By Tyler S. Stahle of FamilySearch.org
RootsTech 2017 is just around the corner. With more than 30,000 people expected to make the trek to Salt Lake City and the Salt Palace Convention Center, RootsTech has quickly grown to become one of the largest and most recognizable genealogy conferences in the world.
“RootsTech is Disneyland for anybody who loves photos and stories,” said popular blogger Stacy Julian at the 2016 conference.
In a blog post that was published a few weeks ago, we examined seven reasons that make RootsTech 2017 a can’t-miss event. Today, we’re adding to that list. Here are five more reasons you won’t want to skip out on RootsTech 2017:
1. World-Class EntertainmentRootsTech is more than keynote sessions and classes. The opening event for the 2017 conference will feature the music and stories of the Rodgers and Hammerstein legacy. The performance, which will held at the Conference Center at Temple Square on Thursday, February 9 from 8:00 to 9:00 p.m., will feature the world-renowned Mormon Tabernacle Choir and special guest soloist Dallyn Vail Bayles. In addition, Oscar Andy Hammerstein III will narrate and share memories of Rogers and Hammerstein at this event. This is a free event for all RootsTech attendees.
2. The Family History LibraryLocated a block north of the Salt Palace Convention Center, the Family History Library offers a host of records, genealogical publications, documents, and research guides from more than 100 countries. Bring your brick walls and unsolvable genealogy dilemmas, and spend some time with experienced genealogists who are willing to help you find that missing ancestor.
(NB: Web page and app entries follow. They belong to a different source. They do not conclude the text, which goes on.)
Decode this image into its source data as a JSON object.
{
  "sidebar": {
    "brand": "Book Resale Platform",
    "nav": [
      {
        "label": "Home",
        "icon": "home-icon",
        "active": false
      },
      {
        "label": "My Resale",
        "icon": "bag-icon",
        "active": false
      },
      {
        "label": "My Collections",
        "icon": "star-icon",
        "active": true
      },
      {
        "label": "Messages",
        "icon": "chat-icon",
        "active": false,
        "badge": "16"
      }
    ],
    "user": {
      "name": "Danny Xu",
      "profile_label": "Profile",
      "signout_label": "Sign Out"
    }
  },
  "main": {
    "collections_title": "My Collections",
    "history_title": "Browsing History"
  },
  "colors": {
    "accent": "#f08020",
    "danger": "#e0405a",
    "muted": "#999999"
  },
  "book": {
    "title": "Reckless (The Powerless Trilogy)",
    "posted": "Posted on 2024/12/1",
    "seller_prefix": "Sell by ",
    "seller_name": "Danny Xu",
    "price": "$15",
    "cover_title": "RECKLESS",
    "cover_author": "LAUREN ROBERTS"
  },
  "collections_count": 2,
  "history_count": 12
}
The library will be offering extended hours during RootsTech, which you can view here.
3. Innovator ShowdownThis event has quickly become one of the most popular attractions at RootsTech. The Innovator Showdown is a Shark-Tank-like competition that gives innovators and inventors an opportunity to present their creative ideas on stage before a panel of judges and industry leaders in front of a live audience. Prizes total $100,000 as well as bragging rights in the rapidly growing, multi-billion-dollar family history industry.
In 2016, TapGenes, a digital tool used to identify the genetic thread that ties families together, took first place in the judges’ choice category and netted $20,000. Coming in at second place in the judges’ choice category was Studio (by Legacy Republic), a technology hardware and software for digitizing hard copy photo albums. Studio took home $14,000.